What you are asked to do:
Please reproduce every entry below without omitting a single line.

Data records for software interfaces
****

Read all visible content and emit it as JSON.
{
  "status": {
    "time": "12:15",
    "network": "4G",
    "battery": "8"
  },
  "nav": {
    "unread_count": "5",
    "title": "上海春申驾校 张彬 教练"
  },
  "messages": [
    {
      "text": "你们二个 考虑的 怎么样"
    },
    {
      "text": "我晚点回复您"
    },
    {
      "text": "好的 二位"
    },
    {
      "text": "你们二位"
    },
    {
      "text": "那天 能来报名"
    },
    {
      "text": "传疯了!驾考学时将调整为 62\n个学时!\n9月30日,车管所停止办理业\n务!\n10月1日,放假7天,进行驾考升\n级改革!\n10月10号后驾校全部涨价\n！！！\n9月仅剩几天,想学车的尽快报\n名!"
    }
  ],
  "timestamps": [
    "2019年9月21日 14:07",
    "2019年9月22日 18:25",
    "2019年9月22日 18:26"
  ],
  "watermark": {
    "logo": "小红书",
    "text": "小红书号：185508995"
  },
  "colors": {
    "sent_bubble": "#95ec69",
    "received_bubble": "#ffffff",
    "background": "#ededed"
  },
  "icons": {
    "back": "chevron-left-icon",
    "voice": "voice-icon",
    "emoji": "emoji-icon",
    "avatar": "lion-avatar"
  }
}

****

Answer space:
Read all visible content and emit it as JSON.
{
  "status": {
    "time": "12:15",
    "network": "4G",
    "battery": "8"
  },
  "nav": {
    "unread_count": "5",
    "title": "上海春申驾校 张彬 教练"
  },
  "messages": [
    {
      "text": "你们二个 考虑的 怎么样"
    },
    {
      "text": "我晚点回复您"
    },
    {
      "text": "好的 二位"
    },
    {
      "text": "你们二位"
    },
    {
      "text": "那天 能来报名"
    },
    {
      "text": "传疯了!驾考学时将调整为 62\n个学时!\n9月30日,车管所停止办理业\n务!\n10月1日,放假7天,进行驾考升\n级改革!\n10月10号后驾校全部涨价\n！！！\n9月仅剩几天,想学车的尽快报\n名!"
    }
  ],
  "timestamps": [
    "2019年9月21日 14:07",
    "2019年9月22日 18:25",
    "2019年9月22日 18:26"
  ],
  "watermark": {
    "logo": "小红书",
    "text": "小红书号：185508995"
  },
  "colors": {
    "sent_bubble": "#95ec69",
    "received_bubble": "#ffffff",
    "background": "#ededed"
  },
  "icons": {
    "back": "chevron-left-icon",
    "voice": "voice-icon",
    "emoji": "emoji-icon",
    "avatar": "lion-avatar"
  }
}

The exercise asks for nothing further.